It’s always interesting to me how different certain composers sound when they write music independently, away from the oversight of the Remote Control organization. Icelandic composer Atli Örvarsson, who has worked with Hans Zimmer for years, wrote the score for Colette, and it’s a beauty. Read more…

THE MORTAL INSTRUMENTS: CITY OF BONES – Atli Örvarsson

September 4, 2013 4 comments

themortalinstrumentscityofbonesOriginal Review by Jonathan Broxton

The Mortal Instruments is a series of “young adult” fantasy novels written by Cassandra Clare, following the adventures of teenager Clary Fray. After her mother mysteriously disappears, Clary discovers that she is part of a line of Shadowhunters, a secret force of young half-angel warriors locked in an ancient battle to protect our world from demons. Teaming up with a larger group of shadow hunters, all of whom are invisible to regular humans (“mundanes”), Clary heads into a dangerous alternate version of New York called Downworld, where she and her cohorts attempt to rescue her mother, and stop the demons from spilling over into the real world. Read more…

THE FOURTH KIND – Atli Örvarsson

November 6, 2009 Leave a comment

Original Review by Jonathan Broxton

A terrifying supernatural horror film supposedly based on true events, The Fourth Kind stars Milla Jovovich, Will Patton and Elias Koteas, and is set in the isolated fishing community of Nome, Alaska, where over the course of the last 40 years there have been multiple reported cases of alleged possession, alien abduction, supposed murders, and government conspiracies to keep the story quiet. While the ‘factual basis’ of director Olatunde Osunsanmi’s film remains questionable, the film has frightened a good number of cinematic audiences across the world; contributing enormously to this is Icelandic composer Atli Örvarsson’s original score.

Written for a small orchestra judiciously augmented by various electronics, percussion items and unsettling vocal effects, The Fourth Kind is an effectively unnerving score that is often as cold as the Alaskan tundra in which the film is set. Read more…

BABYLON A.D. – Atli Örvarsson

August 29, 2008 1 comment

Original Review by Jonathan Broxton

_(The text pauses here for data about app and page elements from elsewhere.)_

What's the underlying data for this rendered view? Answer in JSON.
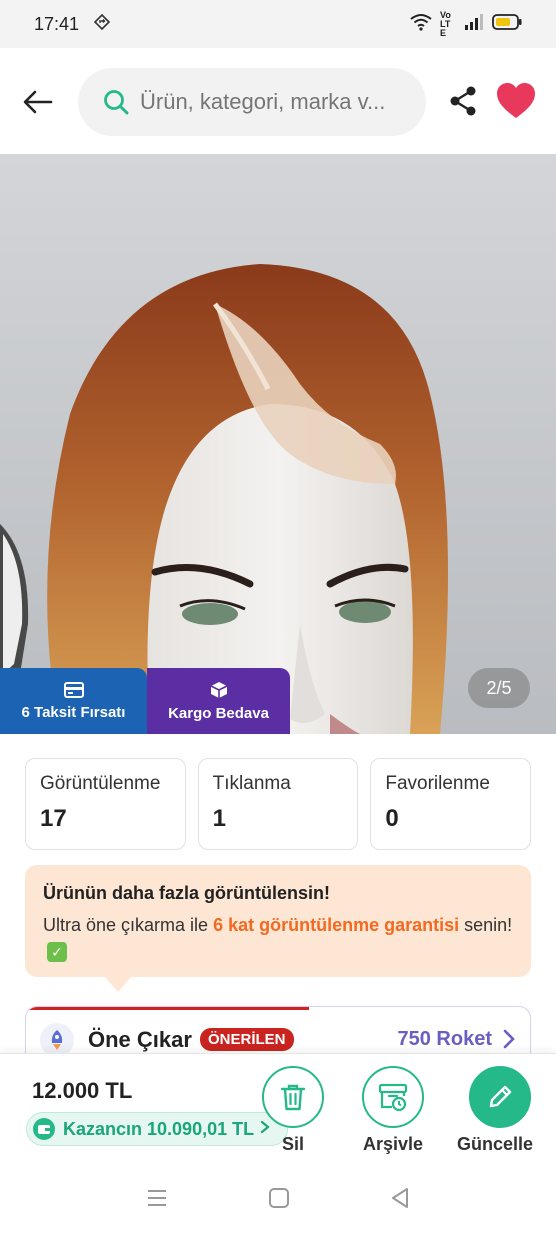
{
  "status_bar": {
    "time": "17:41",
    "network_label": "Vo LTE"
  },
  "header": {
    "search_placeholder": "Ürün, kategori, marka v...",
    "icons": [
      "back-arrow-icon",
      "search-icon",
      "share-icon",
      "heart-icon"
    ]
  },
  "gallery": {
    "page_counter": "2/5",
    "badges": [
      {
        "label": "6 Taksit Fırsatı",
        "icon": "card-icon",
        "color": "#1d63b3"
      },
      {
        "label": "Kargo Bedava",
        "icon": "box-icon",
        "color": "#5b2fa3"
      }
    ]
  },
  "stats": [
    {
      "label": "Görüntülenme",
      "value": "17"
    },
    {
      "label": "Tıklanma",
      "value": "1"
    },
    {
      "label": "Favorilenme",
      "value": "0"
    }
  ],
  "promo": {
    "title": "Ürünün daha fazla görüntülensin!",
    "text_before": "Ultra öne çıkarma ile ",
    "highlight": "6 kat görüntülenme garantisi",
    "text_after": " senin!",
    "highlight_color": "#f26a21"
  },
  "boost": {
    "title": "Öne Çıkar",
    "badge": "ÖNERİLEN",
    "price": "750 Roket"
  },
  "footer": {
    "price": "12.000 TL",
    "earnings": "Kazancın 10.090,01 TL",
    "actions": [
      {
        "label": "Sil",
        "icon": "trash-icon"
      },
      {
        "label": "Arşivle",
        "icon": "archive-icon"
      },
      {
        "label": "Güncelle",
        "icon": "pencil-icon"
      }
    ],
    "accent_color": "#25b98a"
  }
}
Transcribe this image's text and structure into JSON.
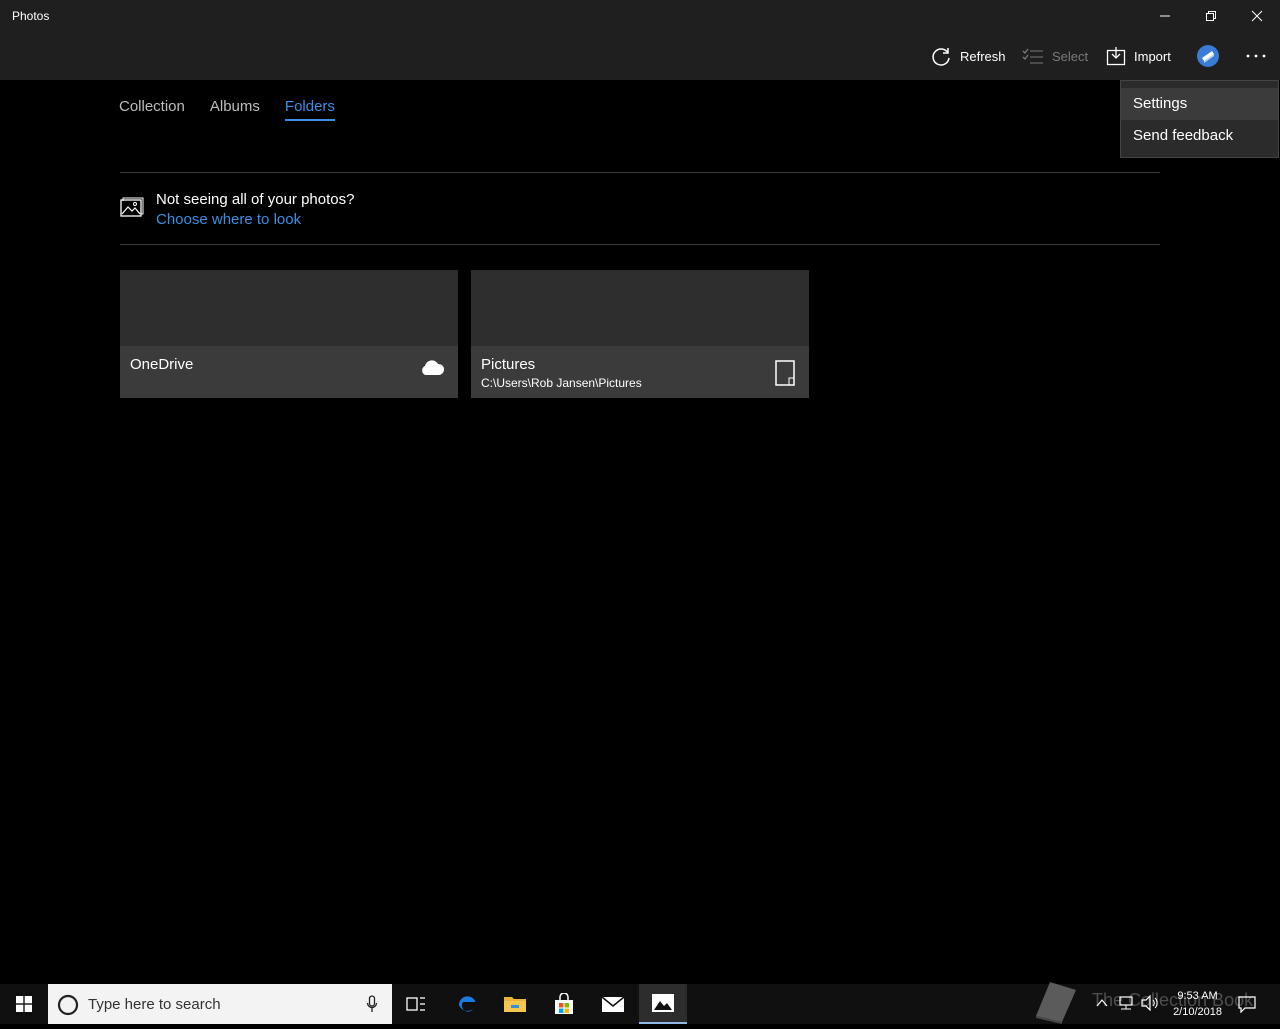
{
  "window": {
    "title": "Photos",
    "controls": {
      "minimize": "minimize",
      "restore": "restore",
      "close": "close"
    }
  },
  "toolbar": {
    "refresh_label": "Refresh",
    "select_label": "Select",
    "import_label": "Import"
  },
  "tabs": [
    {
      "label": "Collection",
      "active": false
    },
    {
      "label": "Albums",
      "active": false
    },
    {
      "label": "Folders",
      "active": true
    }
  ],
  "notice": {
    "title": "Not seeing all of your photos?",
    "link": "Choose where to look"
  },
  "folders": [
    {
      "name": "OneDrive",
      "path": "",
      "icon": "cloud-icon"
    },
    {
      "name": "Pictures",
      "path": "C:\\Users\\Rob Jansen\\Pictures",
      "icon": "device-icon"
    }
  ],
  "more_menu": {
    "items": [
      {
        "label": "Settings"
      },
      {
        "label": "Send feedback"
      }
    ]
  },
  "taskbar": {
    "search_placeholder": "Type here to search",
    "time": "9:53 AM",
    "date": "2/10/2018",
    "watermark": "The Collection Book"
  },
  "colors": {
    "accent": "#3d8ee4",
    "titlebar": "#1f1f1f",
    "tile": "#2e2e2e"
  }
}
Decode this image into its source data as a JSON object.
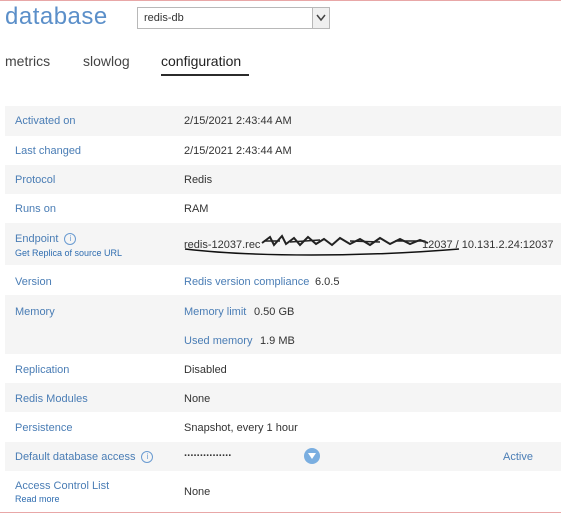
{
  "header": {
    "title": "database",
    "db_select_value": "redis-db"
  },
  "tabs": [
    {
      "label": "metrics"
    },
    {
      "label": "slowlog"
    },
    {
      "label": "configuration",
      "active": true
    }
  ],
  "config": {
    "activated_on": {
      "label": "Activated on",
      "value": "2/15/2021 2:43:44 AM"
    },
    "last_changed": {
      "label": "Last changed",
      "value": "2/15/2021 2:43:44 AM"
    },
    "protocol": {
      "label": "Protocol",
      "value": "Redis"
    },
    "runs_on": {
      "label": "Runs on",
      "value": "RAM"
    },
    "endpoint": {
      "label": "Endpoint",
      "sublink": "Get Replica of source URL",
      "value_start": "redis-12037.rec",
      "value_end": "12037 / 10.131.2.24:12037"
    },
    "version": {
      "label": "Version",
      "compliance_label": "Redis version compliance",
      "value": "6.0.5"
    },
    "memory": {
      "label": "Memory",
      "limit_label": "Memory limit",
      "limit_value": "0.50 GB",
      "used_label": "Used memory",
      "used_value": "1.9 MB"
    },
    "replication": {
      "label": "Replication",
      "value": "Disabled"
    },
    "redis_modules": {
      "label": "Redis Modules",
      "value": "None"
    },
    "persistence": {
      "label": "Persistence",
      "value": "Snapshot, every 1 hour"
    },
    "default_access": {
      "label": "Default database access",
      "value": "···············",
      "status": "Active"
    },
    "acl": {
      "label": "Access Control List",
      "sublink": "Read more",
      "value": "None"
    }
  },
  "colors": {
    "accent": "#4a7db5",
    "title": "#5b8fc9",
    "rule": "#e8a7a7"
  },
  "icons": [
    "info-icon",
    "chevron-down-icon"
  ]
}
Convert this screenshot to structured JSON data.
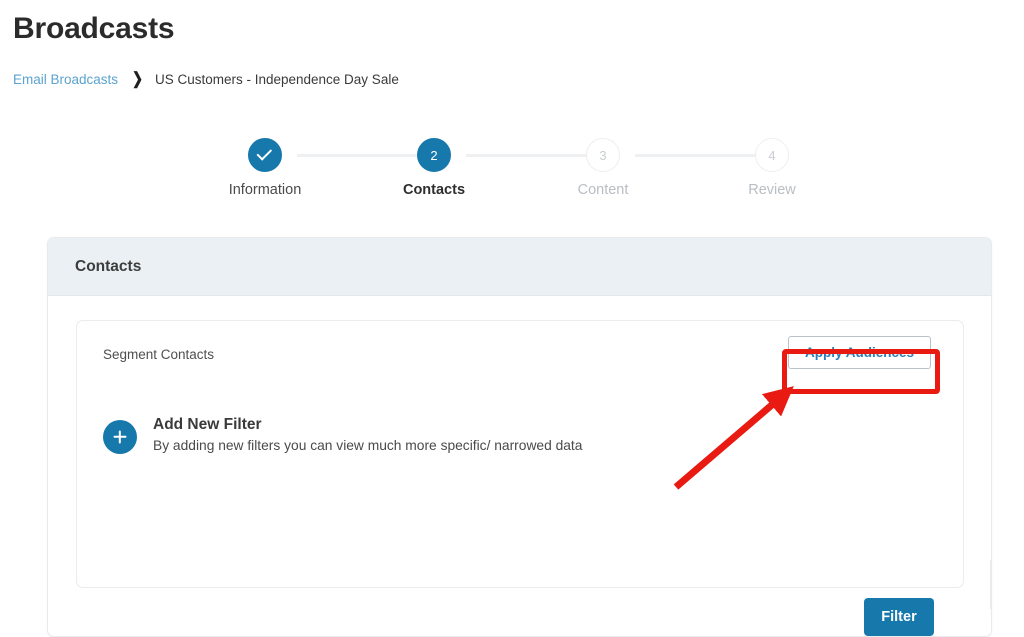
{
  "page": {
    "title": "Broadcasts"
  },
  "breadcrumb": {
    "link_label": "Email Broadcasts",
    "separator": "❯",
    "current": "US Customers - Independence Day Sale"
  },
  "stepper": {
    "steps": [
      {
        "number": "✓",
        "label": "Information",
        "state": "done"
      },
      {
        "number": "2",
        "label": "Contacts",
        "state": "active"
      },
      {
        "number": "3",
        "label": "Content",
        "state": "todo"
      },
      {
        "number": "4",
        "label": "Review",
        "state": "todo"
      }
    ]
  },
  "contacts_card": {
    "header_title": "Contacts",
    "segment_label": "Segment Contacts",
    "apply_audiences_label": "Apply Audiences",
    "add_filter": {
      "icon": "plus-icon",
      "title": "Add New Filter",
      "description": "By adding new filters you can view much more specific/ narrowed data"
    },
    "filter_button_label": "Filter"
  },
  "annotation": {
    "type": "red-highlight-with-arrow",
    "target": "Apply Audiences",
    "color": "#e81a11"
  },
  "colors": {
    "brand_blue": "#1778ac",
    "link_blue": "#5ba3cf",
    "card_header_bg": "#eaf0f3",
    "annotation_red": "#e81a11"
  }
}
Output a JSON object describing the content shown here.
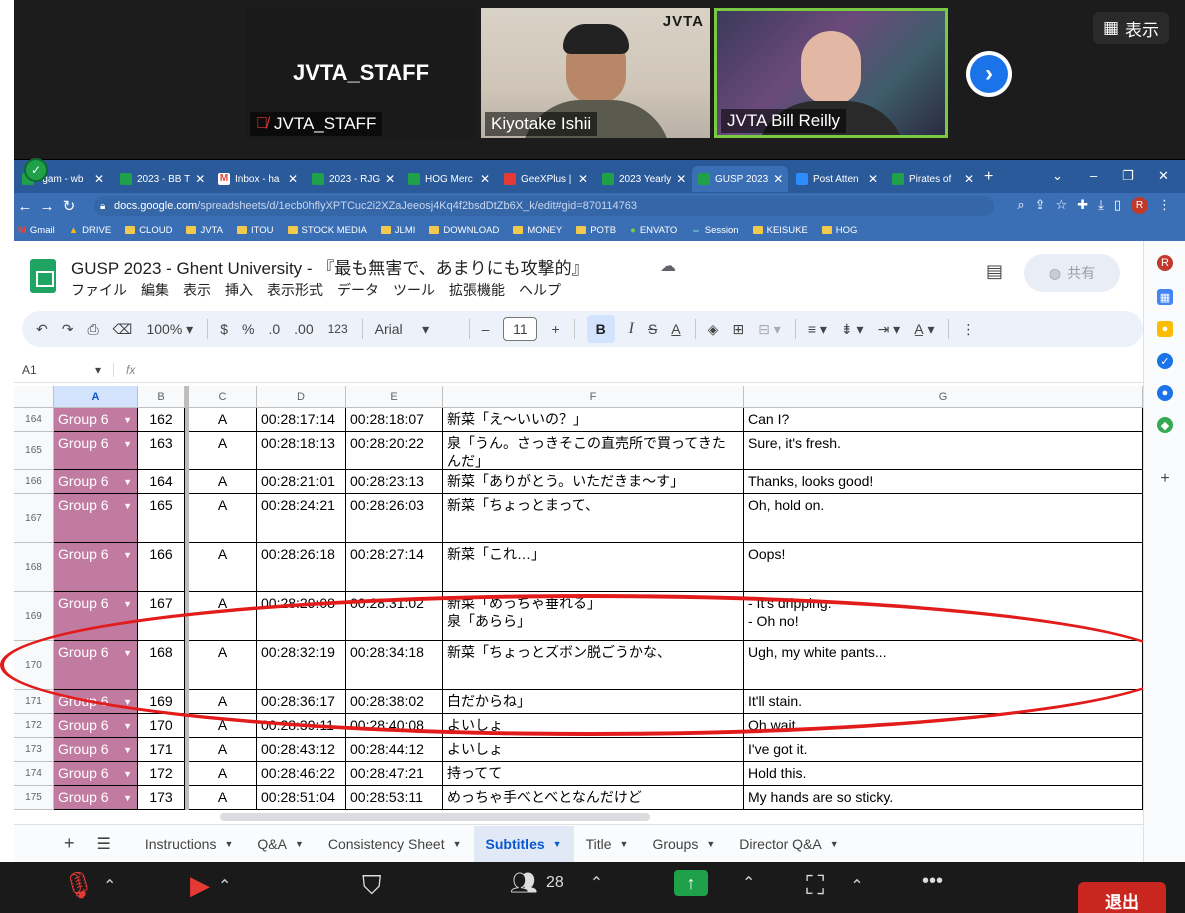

It’s funny how career trajectories change. Five years ago, Vin Diesel was a hot new action hero in Hollywood, off the back of smash hit films such as Pitch Black, The Fast and the Furious, and XXX. Recently, however, his star seems to be fading somewhat, and this downturn in popularity will not be helped by Babylon A.D. Based on the comic book by Maurice G. Dantec, the film stars Diesel as Toorop, a futuristic mercenary who takes the job of escorting a woman named Aurora (Mélanie Thierry) from Russia to New York. Initially, Toorop thinks this is just an ordinary mission, but he gradually finds out that his assignment is more dangerous than he realized – Aurora is intended to be the host for an organism that a cult wants to harvest in order to produce a genetically modified Messiah. Despite having an impressive supporting cast (Michelle Yeoh, Gérard Depardieu, Charlotte Rampling), director Mathieu Kassovitz allegedly disowned the film during post-production, stating that it had been “ruined” by the distributors, 20th Century Fox, his fellow producers and other partners, and that his film was now “like a bad episode of 24”. Read more…